Tom’s Opinion on The Death Penalty
When I was growing up, the first real death penalty story I can remember, took place in the states of Nebraska and Wyoming. Between December 1, 1957 and January 29, 1958, nineteen-year-old Charles Starkweather and his 14-year-old girlfriend Caril (pronounced Carole) Ann Fugate killed 11 people in Lincoln and Bennet, Nebraska and Douglas, Wyoming. Their youngest victim was 2 years old, the oldest 70. The exploits of the duo inspired no less than eight movies. Why am I bringing up this ancient history?
For only the second time in 17 years the state of Idaho carried out the death penalty with the lethal injection of Richard Leavitt, 53. Leavitt was convicted for the brutal slaying and mutilation of Danette Elg, 31 in 1985. Prosecutor’s said Leavitt repeatedly stabbed her with exceptional force, and then cut out her sexual organs. Leavitt always maintained his innocence, but none of his appeals swayed any of the judges to take the death penalty off the table.

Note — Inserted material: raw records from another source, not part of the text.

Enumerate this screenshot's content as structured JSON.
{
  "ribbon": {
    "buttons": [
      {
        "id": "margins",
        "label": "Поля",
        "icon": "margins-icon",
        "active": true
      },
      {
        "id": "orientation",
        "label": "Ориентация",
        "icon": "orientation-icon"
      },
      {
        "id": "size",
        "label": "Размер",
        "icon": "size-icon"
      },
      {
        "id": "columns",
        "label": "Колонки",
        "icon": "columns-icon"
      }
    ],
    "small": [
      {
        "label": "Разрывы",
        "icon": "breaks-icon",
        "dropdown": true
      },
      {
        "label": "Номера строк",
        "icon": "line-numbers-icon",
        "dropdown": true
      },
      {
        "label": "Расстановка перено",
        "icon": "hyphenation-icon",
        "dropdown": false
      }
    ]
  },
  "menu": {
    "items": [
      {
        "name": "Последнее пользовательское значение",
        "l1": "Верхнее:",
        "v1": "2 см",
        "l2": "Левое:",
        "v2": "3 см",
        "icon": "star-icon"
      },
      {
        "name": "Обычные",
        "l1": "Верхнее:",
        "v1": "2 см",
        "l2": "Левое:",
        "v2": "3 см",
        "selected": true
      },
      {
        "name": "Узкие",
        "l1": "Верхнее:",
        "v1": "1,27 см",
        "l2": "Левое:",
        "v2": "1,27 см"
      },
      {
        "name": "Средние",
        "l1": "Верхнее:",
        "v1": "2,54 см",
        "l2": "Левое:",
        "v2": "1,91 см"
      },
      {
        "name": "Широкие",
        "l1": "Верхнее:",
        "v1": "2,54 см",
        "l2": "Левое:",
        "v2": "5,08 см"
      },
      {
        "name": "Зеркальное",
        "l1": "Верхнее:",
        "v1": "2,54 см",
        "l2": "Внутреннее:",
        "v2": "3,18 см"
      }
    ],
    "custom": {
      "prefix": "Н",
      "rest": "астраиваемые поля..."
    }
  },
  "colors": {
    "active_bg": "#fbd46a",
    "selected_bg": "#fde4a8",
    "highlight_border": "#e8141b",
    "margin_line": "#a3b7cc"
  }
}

Two things made both these crimes stand out in my mind. First, this execution in Idaho was the first where witnesses were allowed to view the preparation of the lethal injection. Strapping the victim (?) down, inserting the IV and the final execution. Usually a curtain if pulled back, only after all preparations have been made.
The second thing that ties these two crimes together is the length of time it took for this execution to take place. Leavitt committed his crime in 1984 and was convicted in 1985. He has been a ward of the state of Idaho for 27 years. No one can deny that everyone is entitled to every possible arrow in the legal quiver. However, we also have to keep in mind that there are also family members of the victim who are waiting for justice and some accountability for the crime. Twenty-seven years seems like a long time for justice to finally be meted out. Elg would be 58 today had she lived.
1958 vs. 2012
Exactly how long did it take for 19-year old Charles Starkweather to exhaust his appeals and to be executed in the Nebraska electric chair? Justice moved a little faster in 1958. Just seventeen months, after being convicted of only one of the eleven murders, Starkweather was put to death 152 days before his 21st birthday. Caril Ann Fugate was sentenced to 18 years in prison and was paroled in 1976.
It’s very hard to look at the death penalty as a deterrent for anything when we’re talking 27 years. Only family members are affected after that length of time. Starkweather’s trial and appeals took less time than John Edward’s recent trial.
Some Final Thoughts
Many people who’ve come in contact with the justice system sometimes leave it with a sour taste in their mouths. Each year the wheels of justice seem to turn just a little bit slower.
What’s my opinion of the death penalty? I think the death penalty is a deterrent — to anyone it’s been applied to. No executed criminal is a repeat offender. On the other hand, we do have proof positive, that innocent people have been convicted in court, and executed for crimes they did not commit. We also have proof positive that the guilty are often released on technicalities to re-offend. The bottom line — no system is perfect.
However, the odds of the innocent being unjustly charged and convicted, is slowly being reduced. Fingerprints changed things in the 30’s and 40’s. DNA testing is responsible for many innocent people being released from our prisons today. Interrogation techniques are improving. I believe that science and technology will continue to narrow the gap between the guilty and innocent. For the time being, I still prefer to live with the imperfections of our current justice system. One very important protection remains unchanged. Anyone charged with a crime, in the United States of America, is still innocent until proven guilty in a court of law by a judge and jury of their peers.